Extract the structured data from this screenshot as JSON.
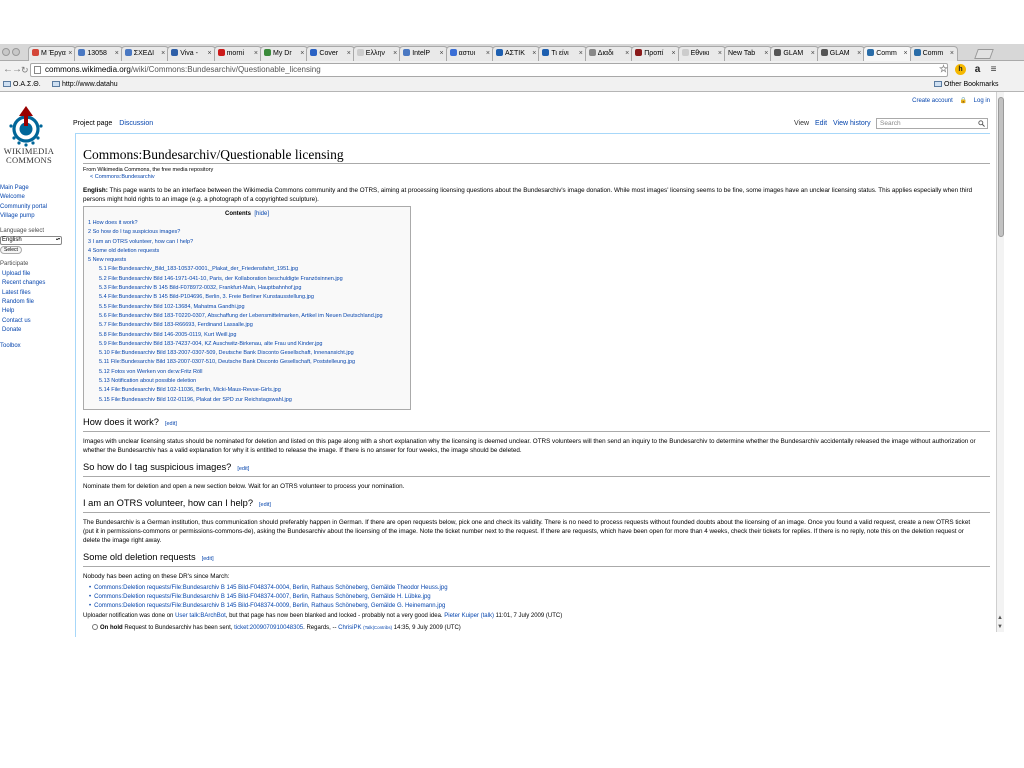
{
  "browser": {
    "tabs": [
      {
        "label": "M Έργα",
        "icon_color": "#d44638"
      },
      {
        "label": "13058",
        "icon_color": "#4a78c2"
      },
      {
        "label": "ΣΧΕΔΙ",
        "icon_color": "#4a78c2"
      },
      {
        "label": "Viva -",
        "icon_color": "#2e5fa8"
      },
      {
        "label": "morni",
        "icon_color": "#cc1a1a"
      },
      {
        "label": "My Dr",
        "icon_color": "#3a8a3a"
      },
      {
        "label": "Cover",
        "icon_color": "#2a62c4"
      },
      {
        "label": "Ελλην",
        "icon_color": "#cccccc"
      },
      {
        "label": "IntelP",
        "icon_color": "#4a78c2"
      },
      {
        "label": "αστυι",
        "icon_color": "#3b6fd6"
      },
      {
        "label": "ΑΣΤΙΚ",
        "icon_color": "#1d5fb0"
      },
      {
        "label": "Τι είνι",
        "icon_color": "#1d5fb0"
      },
      {
        "label": "Διαδι",
        "icon_color": "#888888"
      },
      {
        "label": "Προπί",
        "icon_color": "#8a1a1a"
      },
      {
        "label": "Εθνικι",
        "icon_color": "#cccccc"
      },
      {
        "label": "New Tab",
        "icon_color": ""
      },
      {
        "label": "GLAM",
        "icon_color": "#555555"
      },
      {
        "label": "GLAM",
        "icon_color": "#555555"
      },
      {
        "label": "Comm",
        "icon_color": "#2a6da8",
        "active": true
      },
      {
        "label": "Comm",
        "icon_color": "#2a6da8"
      }
    ],
    "url_host": "commons.wikimedia.org",
    "url_path": "/wiki/Commons:Bundesarchiv/Questionable_licensing",
    "bookmarks": [
      "O.A.Σ.Θ.",
      "http://www.datahu"
    ],
    "other_bookmarks": "Other Bookmarks"
  },
  "wiki": {
    "personal": {
      "create_account": "Create account",
      "log_in": "Log in"
    },
    "logo_text": [
      "WIKIMEDIA",
      "COMMONS"
    ],
    "sidebar": {
      "nav": [
        "Main Page",
        "Welcome",
        "Community portal",
        "Village pump"
      ],
      "language_heading": "Language select",
      "language_value": "English",
      "select_button": "Select",
      "participate_heading": "Participate",
      "participate": [
        "Upload file",
        "Recent changes",
        "Latest files",
        "Random file",
        "Help",
        "Contact us",
        "Donate"
      ],
      "toolbox": "Toolbox"
    },
    "tabs": {
      "project_page": "Project page",
      "discussion": "Discussion",
      "view": "View",
      "edit": "Edit",
      "view_history": "View history",
      "search_placeholder": "Search"
    },
    "title": "Commons:Bundesarchiv/Questionable licensing",
    "site_sub": "From Wikimedia Commons, the free media repository",
    "content_sub": "< Commons:Bundesarchiv",
    "intro_label": "English:",
    "intro": " This page wants to be an interface between the Wikimedia Commons community and the OTRS, aiming at processing licensing questions about the Bundesarchiv's image donation. While most images' licensing seems to be fine, some images have an unclear licensing status. This applies especially when third persons might hold rights to an image (e.g. a photograph of a copyrighted sculpture).",
    "toc": {
      "title": "Contents",
      "hide": "[hide]",
      "items": [
        {
          "text": "1 How does it work?",
          "level": 1
        },
        {
          "text": "2 So how do I tag suspicious images?",
          "level": 1
        },
        {
          "text": "3 I am an OTRS volunteer, how can I help?",
          "level": 1
        },
        {
          "text": "4 Some old deletion requests",
          "level": 1
        },
        {
          "text": "5 New requests",
          "level": 1
        },
        {
          "text": "5.1 File:Bundesarchiv_Bild_183-10537-0001,_Plakat_der_Friedensfahrt_1951.jpg",
          "level": 2
        },
        {
          "text": "5.2 File:Bundesarchiv Bild 146-1971-041-10, Paris, der Kollaboration beschuldigte Französinnen.jpg",
          "level": 2
        },
        {
          "text": "5.3 File:Bundesarchiv B 145 Bild-F078972-0032, Frankfurt-Main, Hauptbahnhof.jpg",
          "level": 2
        },
        {
          "text": "5.4 File:Bundesarchiv B 145 Bild-P104696, Berlin, 3. Freie Berliner Kunstausstellung.jpg",
          "level": 2
        },
        {
          "text": "5.5 File:Bundesarchiv Bild 102-13684, Mahatma Gandhi.jpg",
          "level": 2
        },
        {
          "text": "5.6 File:Bundesarchiv Bild 183-T0220-0307, Abschaffung der Lebensmittelmarken, Artikel im Neuen Deutschland.jpg",
          "level": 2
        },
        {
          "text": "5.7 File:Bundesarchiv Bild 183-R66693, Ferdinand Lassalle.jpg",
          "level": 2
        },
        {
          "text": "5.8 File:Bundesarchiv Bild 146-2005-0119, Kurt Weill.jpg",
          "level": 2
        },
        {
          "text": "5.9 File:Bundesarchiv Bild 183-74237-004, KZ Auschwitz-Birkenau, alte Frau und Kinder.jpg",
          "level": 2
        },
        {
          "text": "5.10 File:Bundesarchiv Bild 183-2007-0307-509, Deutsche Bank Disconto Gesellschaft, Innenansicht.jpg",
          "level": 2
        },
        {
          "text": "5.11 File:Bundesarchiv Bild 183-2007-0307-510, Deutsche Bank Disconto Gesellschaft, Poststelleung.jpg",
          "level": 2
        },
        {
          "text": "5.12 Fotos von Werken von de:w:Fritz Röll",
          "level": 2
        },
        {
          "text": "5.13 Notification about possible deletion",
          "level": 2
        },
        {
          "text": "5.14 File:Bundesarchiv Bild 102-11036, Berlin, Micki-Maus-Revue-Girls.jpg",
          "level": 2
        },
        {
          "text": "5.15 File:Bundesarchiv Bild 102-01196, Plakat der SPD zur Reichstagswahl.jpg",
          "level": 2
        }
      ]
    },
    "edit_label": "[edit]",
    "sections": {
      "how": {
        "heading": "How does it work?",
        "text": "Images with unclear licensing status should be nominated for deletion and listed on this page along with a short explanation why the licensing is deemed unclear. OTRS volunteers will then send an inquiry to the Bundesarchiv to determine whether the Bundesarchiv accidentally released the image without authorization or whether the Bundesarchiv has a valid explanation for why it is entitled to release the image. If there is no answer for four weeks, the image should be deleted."
      },
      "tag": {
        "heading": "So how do I tag suspicious images?",
        "text": "Nominate them for deletion and open a new section below. Wait for an OTRS volunteer to process your nomination."
      },
      "otrs": {
        "heading": "I am an OTRS volunteer, how can I help?",
        "text": "The Bundesarchiv is a German institution, thus communication should preferably happen in German. If there are open requests below, pick one and check its validity. There is no need to process requests without founded doubts about the licensing of an image. Once you found a valid request, create a new OTRS ticket (put it in permissions-commons or permissions-commons-de), asking the Bundesarchiv about the licensing of the image. Note the ticket number next to the request. If there are requests, which have been open for more than 4 weeks, check their tickets for replies. If there is no reply, note this on the deletion request or delete the image right away."
      },
      "old": {
        "heading": "Some old deletion requests",
        "intro": "Nobody has been acting on these DR's since March:",
        "links": [
          "Commons:Deletion requests/File:Bundesarchiv B 145 Bild-F048374-0004, Berlin, Rathaus Schöneberg, Gemälde Theodor Heuss.jpg",
          "Commons:Deletion requests/File:Bundesarchiv B 145 Bild-F048374-0007, Berlin, Rathaus Schöneberg, Gemälde H. Lübke.jpg",
          "Commons:Deletion requests/File:Bundesarchiv B 145 Bild-F048374-0009, Berlin, Rathaus Schöneberg, Gemälde G. Heinemann.jpg"
        ],
        "uploader_pre": "Uploader notification was done on ",
        "uploader_link": "User talk:BArchBot",
        "uploader_mid": ", but that page has now been blanked and locked - probably not a very good idea. ",
        "uploader_sig": "Pieter Kuiper",
        "uploader_talk": "(talk)",
        "uploader_time": " 11:01, 7 July 2009 (UTC)",
        "hold_label": "On hold",
        "hold_text": " Request to Bundesarchiv has been sent, ",
        "hold_ticket": "ticket:2009070910048305",
        "hold_regards": ". Regards, -- ",
        "hold_sig": "ChrisiPK",
        "hold_contribs": "(Talk|Contribs)",
        "hold_time": " 14:35, 9 July 2009 (UTC)"
      }
    }
  }
}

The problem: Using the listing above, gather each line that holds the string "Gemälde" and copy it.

Answer box:
          "Commons:Deletion requests/File:Bundesarchiv B 145 Bild-F048374-0004, Berlin, Rathaus Schöneberg, Gemälde Theodor Heuss.jpg",
          "Commons:Deletion requests/File:Bundesarchiv B 145 Bild-F048374-0007, Berlin, Rathaus Schöneberg, Gemälde H. Lübke.jpg",
          "Commons:Deletion requests/File:Bundesarchiv B 145 Bild-F048374-0009, Berlin, Rathaus Schöneberg, Gemälde G. Heinemann.jpg"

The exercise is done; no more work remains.